** Source data **

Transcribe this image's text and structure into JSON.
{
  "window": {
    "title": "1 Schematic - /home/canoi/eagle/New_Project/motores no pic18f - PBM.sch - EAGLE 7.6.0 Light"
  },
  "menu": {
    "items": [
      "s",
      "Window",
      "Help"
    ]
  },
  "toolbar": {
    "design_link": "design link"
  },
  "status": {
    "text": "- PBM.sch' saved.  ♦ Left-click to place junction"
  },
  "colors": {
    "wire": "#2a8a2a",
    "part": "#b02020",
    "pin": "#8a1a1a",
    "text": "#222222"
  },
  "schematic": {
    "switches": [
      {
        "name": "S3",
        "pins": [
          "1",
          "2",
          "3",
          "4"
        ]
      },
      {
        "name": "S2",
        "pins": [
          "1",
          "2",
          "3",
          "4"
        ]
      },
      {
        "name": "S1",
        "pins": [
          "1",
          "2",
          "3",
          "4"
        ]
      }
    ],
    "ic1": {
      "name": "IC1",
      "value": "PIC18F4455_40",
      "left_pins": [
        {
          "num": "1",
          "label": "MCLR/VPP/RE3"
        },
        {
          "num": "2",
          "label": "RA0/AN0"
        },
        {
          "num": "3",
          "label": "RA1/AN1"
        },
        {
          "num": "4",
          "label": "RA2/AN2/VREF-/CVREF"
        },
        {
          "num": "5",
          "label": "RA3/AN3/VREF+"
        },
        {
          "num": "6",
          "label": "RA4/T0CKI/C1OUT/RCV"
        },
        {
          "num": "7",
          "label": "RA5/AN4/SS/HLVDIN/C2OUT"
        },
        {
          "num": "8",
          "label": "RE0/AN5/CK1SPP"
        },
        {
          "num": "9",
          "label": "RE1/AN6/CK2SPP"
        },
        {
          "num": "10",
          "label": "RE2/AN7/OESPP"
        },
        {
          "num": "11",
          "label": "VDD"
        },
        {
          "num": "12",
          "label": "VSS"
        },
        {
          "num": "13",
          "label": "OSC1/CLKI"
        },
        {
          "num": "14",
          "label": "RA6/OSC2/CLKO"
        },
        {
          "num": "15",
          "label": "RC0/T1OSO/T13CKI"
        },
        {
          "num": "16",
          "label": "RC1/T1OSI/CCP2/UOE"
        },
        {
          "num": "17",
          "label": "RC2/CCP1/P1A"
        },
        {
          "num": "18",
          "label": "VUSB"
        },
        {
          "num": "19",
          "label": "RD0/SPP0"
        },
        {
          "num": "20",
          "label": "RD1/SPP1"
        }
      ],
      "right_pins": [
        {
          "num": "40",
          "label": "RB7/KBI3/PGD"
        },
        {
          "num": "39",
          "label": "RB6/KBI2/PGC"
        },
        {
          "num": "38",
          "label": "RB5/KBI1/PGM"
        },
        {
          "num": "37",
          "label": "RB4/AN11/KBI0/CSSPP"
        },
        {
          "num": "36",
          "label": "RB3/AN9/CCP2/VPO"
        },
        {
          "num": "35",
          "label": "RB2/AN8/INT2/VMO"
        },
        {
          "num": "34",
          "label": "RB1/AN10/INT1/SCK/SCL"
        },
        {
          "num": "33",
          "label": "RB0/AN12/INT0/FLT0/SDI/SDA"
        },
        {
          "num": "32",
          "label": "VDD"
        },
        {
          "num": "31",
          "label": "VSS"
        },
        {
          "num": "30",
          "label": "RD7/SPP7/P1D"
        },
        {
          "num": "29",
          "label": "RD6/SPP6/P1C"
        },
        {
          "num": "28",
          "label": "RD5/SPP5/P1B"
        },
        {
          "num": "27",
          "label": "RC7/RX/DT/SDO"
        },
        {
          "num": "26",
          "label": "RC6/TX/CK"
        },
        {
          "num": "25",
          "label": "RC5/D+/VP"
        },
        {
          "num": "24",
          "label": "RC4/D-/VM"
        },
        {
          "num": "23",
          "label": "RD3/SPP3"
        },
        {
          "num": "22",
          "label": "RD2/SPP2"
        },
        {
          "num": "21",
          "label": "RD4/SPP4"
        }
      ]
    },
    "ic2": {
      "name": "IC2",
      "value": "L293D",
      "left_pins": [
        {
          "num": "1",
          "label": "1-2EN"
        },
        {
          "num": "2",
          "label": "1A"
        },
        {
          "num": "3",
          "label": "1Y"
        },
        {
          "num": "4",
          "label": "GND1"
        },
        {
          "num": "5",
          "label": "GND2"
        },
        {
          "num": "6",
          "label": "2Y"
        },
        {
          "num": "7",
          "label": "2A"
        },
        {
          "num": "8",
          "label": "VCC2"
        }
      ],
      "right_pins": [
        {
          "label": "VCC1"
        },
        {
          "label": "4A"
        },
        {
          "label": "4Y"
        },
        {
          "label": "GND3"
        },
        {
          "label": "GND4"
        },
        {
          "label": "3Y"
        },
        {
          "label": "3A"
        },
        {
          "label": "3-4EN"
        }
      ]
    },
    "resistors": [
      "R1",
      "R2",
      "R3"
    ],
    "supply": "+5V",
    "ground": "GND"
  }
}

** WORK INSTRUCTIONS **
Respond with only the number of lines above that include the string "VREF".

** OUTPUT **
2